Many people have heard of Pangaea, the supercontinent that included all continents on Earth and began to break up about 175 million years ago. But before Pangaea, Earth’s landmasses ripped apart and smashed back together to form supercontinents repeatedly. This … Continue reading →
Washington, DC— Applying big data analysis to mineralogy offers a way to predict minerals missing from those known to science, as well as where to find new deposits, according to a groundbreaking study.
Washington, D.C.— A team of Carnegie scientists have found “beautifully preserved” 15 million-year-old thin protein sheets in fossil shells from southern Maryland. Their findings are published in the inaugural issue of Geochemical Perspectives Letters.
Washington, D.C.— Life originated as a result of natural processes that exploited early Earth’s raw materials.

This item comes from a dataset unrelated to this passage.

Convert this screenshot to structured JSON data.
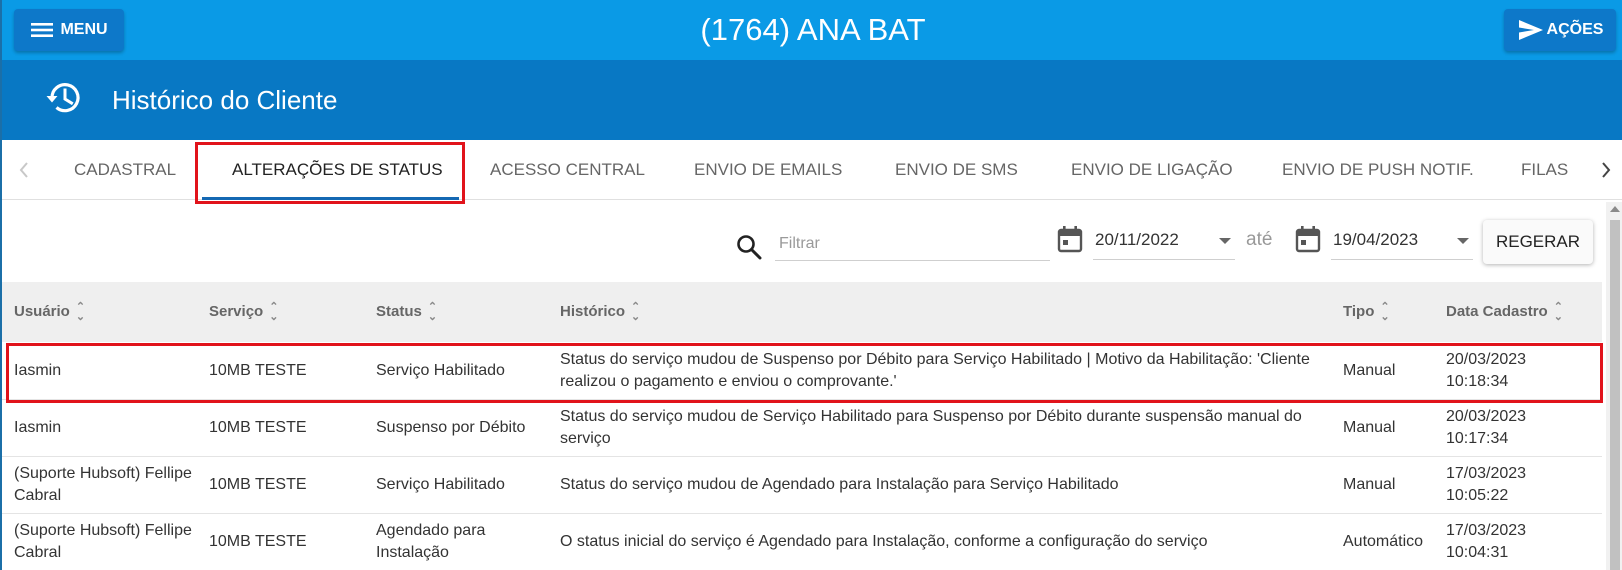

Scientific models of life’s origins almost always look to minerals for such essential tasks as the synthesis of life’s molecular building blocks or the … Continue reading →
Washington, D.C.— Reconstructing the rise of life during the period of Earth’s history when it first evolved is challenging. Earth’s oldest sedimentary rocks are not only rare, but also almost always altered by hydrothermal and tectonic activity. A new study … Continue reading →